## The data
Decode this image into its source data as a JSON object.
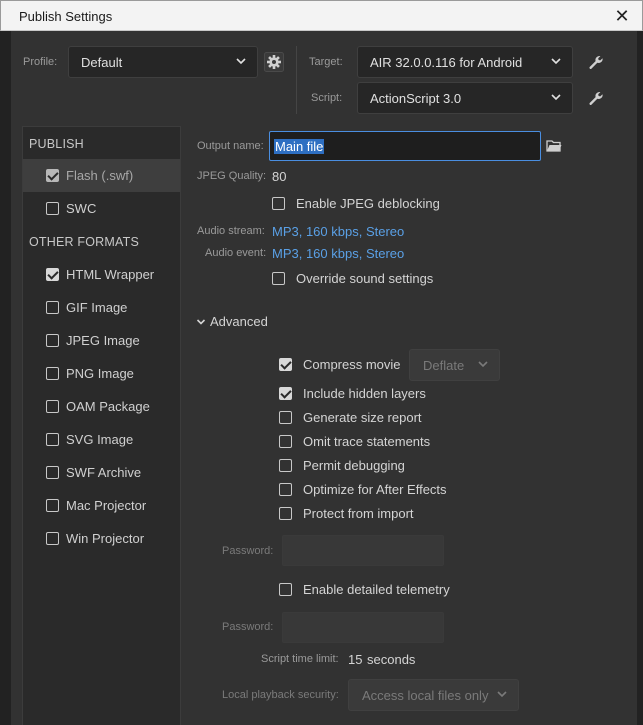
{
  "window": {
    "title": "Publish Settings",
    "close_glyph": "✕"
  },
  "profile": {
    "label": "Profile:",
    "value": "Default"
  },
  "target": {
    "label": "Target:",
    "value": "AIR 32.0.0.116 for Android"
  },
  "script": {
    "label": "Script:",
    "value": "ActionScript 3.0"
  },
  "icons": {
    "profile_settings": "gear-icon",
    "wrench": "wrench-icon",
    "folder": "folder-icon",
    "chevron": "chevron-down-icon"
  },
  "sidebar": {
    "publish_header": "PUBLISH",
    "other_header": "OTHER FORMATS",
    "publish_items": [
      {
        "label": "Flash (.swf)",
        "checked": true,
        "selected": true
      },
      {
        "label": "SWC",
        "checked": false,
        "selected": false
      }
    ],
    "other_items": [
      {
        "label": "HTML Wrapper",
        "checked": true
      },
      {
        "label": "GIF Image",
        "checked": false
      },
      {
        "label": "JPEG Image",
        "checked": false
      },
      {
        "label": "PNG Image",
        "checked": false
      },
      {
        "label": "OAM Package",
        "checked": false
      },
      {
        "label": "SVG Image",
        "checked": false
      },
      {
        "label": "SWF Archive",
        "checked": false
      },
      {
        "label": "Mac Projector",
        "checked": false
      },
      {
        "label": "Win Projector",
        "checked": false
      }
    ]
  },
  "main": {
    "output_name": {
      "label": "Output name:",
      "value": "Main file"
    },
    "jpeg_quality": {
      "label": "JPEG Quality:",
      "value": "80"
    },
    "jpeg_deblocking": {
      "label": "Enable JPEG deblocking",
      "checked": false
    },
    "audio_stream": {
      "label": "Audio stream:",
      "value": "MP3, 160 kbps, Stereo"
    },
    "audio_event": {
      "label": "Audio event:",
      "value": "MP3, 160 kbps, Stereo"
    },
    "override_sound": {
      "label": "Override sound settings",
      "checked": false
    },
    "advanced": {
      "label": "Advanced"
    },
    "compress_movie": {
      "label": "Compress movie",
      "checked": true,
      "method": "Deflate"
    },
    "options": [
      {
        "label": "Include hidden layers",
        "checked": true
      },
      {
        "label": "Generate size report",
        "checked": false
      },
      {
        "label": "Omit trace statements",
        "checked": false
      },
      {
        "label": "Permit debugging",
        "checked": false
      },
      {
        "label": "Optimize for After Effects",
        "checked": false
      },
      {
        "label": "Protect from import",
        "checked": false
      }
    ],
    "password_label": "Password:",
    "telemetry": {
      "label": "Enable detailed telemetry",
      "checked": false
    },
    "password2_label": "Password:",
    "script_time_limit": {
      "label": "Script time limit:",
      "value": "15",
      "unit": "seconds"
    },
    "local_playback": {
      "label": "Local playback security:",
      "value": "Access local files only"
    }
  }
}
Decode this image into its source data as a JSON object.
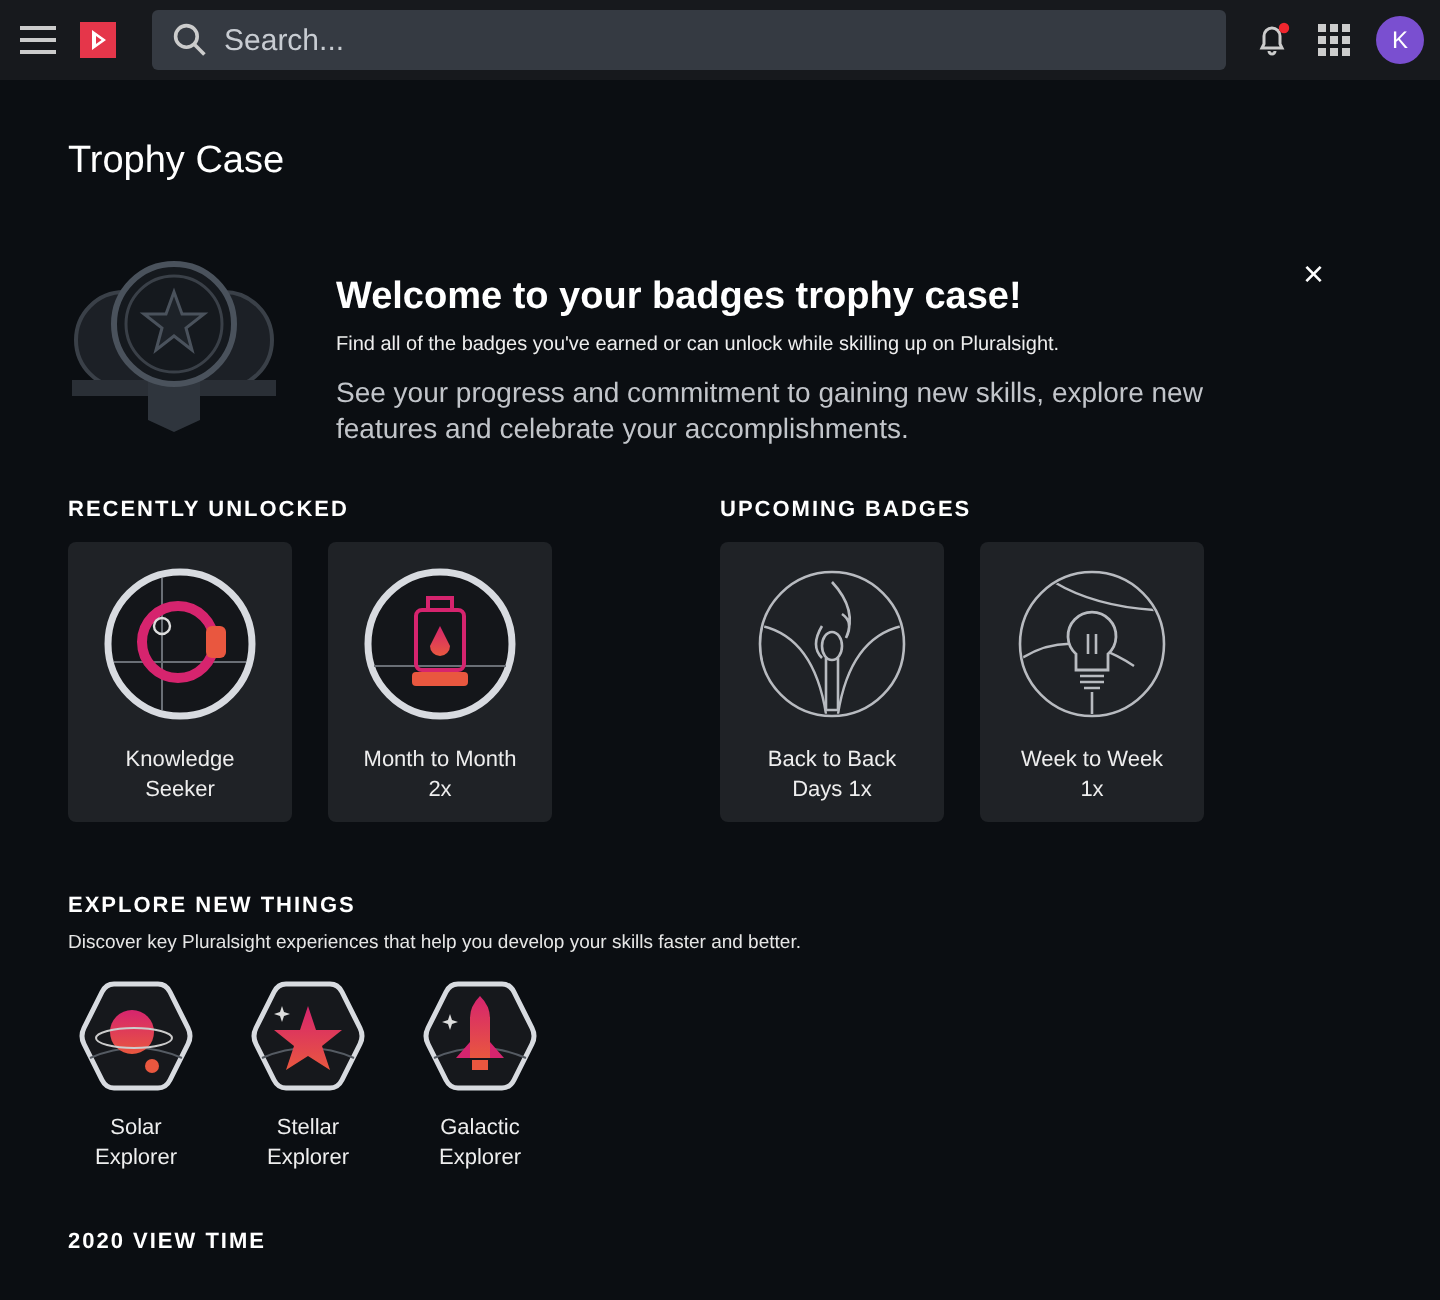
{
  "topbar": {
    "search": {
      "placeholder": "Search..."
    },
    "notifications": {
      "unread": true
    },
    "avatar": {
      "initial": "K"
    }
  },
  "page_title": "Trophy Case",
  "welcome": {
    "title": "Welcome to your badges trophy case!",
    "subtitle": "Find all of the badges you've earned or can unlock while skilling up on Pluralsight.",
    "body": "See your progress and commitment to gaining new skills, explore new features and celebrate your accomplishments.",
    "close": "×"
  },
  "groups": [
    {
      "heading": "RECENTLY UNLOCKED",
      "kind": "cards",
      "badges": [
        {
          "lines": [
            "Knowledge",
            "Seeker"
          ],
          "unlocked": true
        },
        {
          "lines": [
            "Month to Month",
            "2x"
          ],
          "unlocked": true
        }
      ]
    },
    {
      "heading": "UPCOMING BADGES",
      "kind": "cards",
      "badges": [
        {
          "lines": [
            "Back to Back",
            "Days 1x"
          ],
          "unlocked": false
        },
        {
          "lines": [
            "Week to Week",
            "1x"
          ],
          "unlocked": false
        }
      ]
    }
  ],
  "explore": {
    "heading": "EXPLORE NEW THINGS",
    "description": "Discover key Pluralsight experiences that help you develop your skills faster and better.",
    "badges": [
      {
        "lines": [
          "Solar",
          "Explorer"
        ]
      },
      {
        "lines": [
          "Stellar",
          "Explorer"
        ]
      },
      {
        "lines": [
          "Galactic",
          "Explorer"
        ]
      }
    ]
  },
  "next_section": {
    "heading": "2020 VIEW TIME"
  }
}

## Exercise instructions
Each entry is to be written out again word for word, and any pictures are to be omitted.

## Your response
Decode this image into its source data as a JSON object.
{
  "window": {
    "title": "Publish Settings",
    "close_glyph": "✕"
  },
  "profile": {
    "label": "Profile:",
    "value": "Default"
  },
  "target": {
    "label": "Target:",
    "value": "AIR 32.0.0.116 for Android"
  },
  "script": {
    "label": "Script:",
    "value": "ActionScript 3.0"
  },
  "icons": {
    "profile_settings": "gear-icon",
    "wrench": "wrench-icon",
    "folder": "folder-icon",
    "chevron": "chevron-down-icon"
  },
  "sidebar": {
    "publish_header": "PUBLISH",
    "other_header": "OTHER FORMATS",
    "publish_items": [
      {
        "label": "Flash (.swf)",
        "checked": true,
        "selected": true
      },
      {
        "label": "SWC",
        "checked": false,
        "selected": false
      }
    ],
    "other_items": [
      {
        "label": "HTML Wrapper",
        "checked": true
      },
      {
        "label": "GIF Image",
        "checked": false
      },
      {
        "label": "JPEG Image",
        "checked": false
      },
      {
        "label": "PNG Image",
        "checked": false
      },
      {
        "label": "OAM Package",
        "checked": false
      },
      {
        "label": "SVG Image",
        "checked": false
      },
      {
        "label": "SWF Archive",
        "checked": false
      },
      {
        "label": "Mac Projector",
        "checked": false
      },
      {
        "label": "Win Projector",
        "checked": false
      }
    ]
  },
  "main": {
    "output_name": {
      "label": "Output name:",
      "value": "Main file"
    },
    "jpeg_quality": {
      "label": "JPEG Quality:",
      "value": "80"
    },
    "jpeg_deblocking": {
      "label": "Enable JPEG deblocking",
      "checked": false
    },
    "audio_stream": {
      "label": "Audio stream:",
      "value": "MP3, 160 kbps, Stereo"
    },
    "audio_event": {
      "label": "Audio event:",
      "value": "MP3, 160 kbps, Stereo"
    },
    "override_sound": {
      "label": "Override sound settings",
      "checked": false
    },
    "advanced": {
      "label": "Advanced"
    },
    "compress_movie": {
      "label": "Compress movie",
      "checked": true,
      "method": "Deflate"
    },
    "options": [
      {
        "label": "Include hidden layers",
        "checked": true
      },
      {
        "label": "Generate size report",
        "checked": false
      },
      {
        "label": "Omit trace statements",
        "checked": false
      },
      {
        "label": "Permit debugging",
        "checked": false
      },
      {
        "label": "Optimize for After Effects",
        "checked": false
      },
      {
        "label": "Protect from import",
        "checked": false
      }
    ],
    "password_label": "Password:",
    "telemetry": {
      "label": "Enable detailed telemetry",
      "checked": false
    },
    "password2_label": "Password:",
    "script_time_limit": {
      "label": "Script time limit:",
      "value": "15",
      "unit": "seconds"
    },
    "local_playback": {
      "label": "Local playback security:",
      "value": "Access local files only"
    }
  }
}
Decode this image into its source data as a JSON object.
{
  "topbar": {
    "search": {
      "placeholder": "Search..."
    },
    "notifications": {
      "unread": true
    },
    "avatar": {
      "initial": "K"
    }
  },
  "page_title": "Trophy Case",
  "welcome": {
    "title": "Welcome to your badges trophy case!",
    "subtitle": "Find all of the badges you've earned or can unlock while skilling up on Pluralsight.",
    "body": "See your progress and commitment to gaining new skills, explore new features and celebrate your accomplishments.",
    "close": "×"
  },
  "groups": [
    {
      "heading": "RECENTLY UNLOCKED",
      "kind": "cards",
      "badges": [
        {
          "lines": [
            "Knowledge",
            "Seeker"
          ],
          "unlocked": true
        },
        {
          "lines": [
            "Month to Month",
            "2x"
          ],
          "unlocked": true
        }
      ]
    },
    {
      "heading": "UPCOMING BADGES",
      "kind": "cards",
      "badges": [
        {
          "lines": [
            "Back to Back",
            "Days 1x"
          ],
          "unlocked": false
        },
        {
          "lines": [
            "Week to Week",
            "1x"
          ],
          "unlocked": false
        }
      ]
    }
  ],
  "explore": {
    "heading": "EXPLORE NEW THINGS",
    "description": "Discover key Pluralsight experiences that help you develop your skills faster and better.",
    "badges": [
      {
        "lines": [
          "Solar",
          "Explorer"
        ]
      },
      {
        "lines": [
          "Stellar",
          "Explorer"
        ]
      },
      {
        "lines": [
          "Galactic",
          "Explorer"
        ]
      }
    ]
  },
  "next_section": {
    "heading": "2020 VIEW TIME"
  }
}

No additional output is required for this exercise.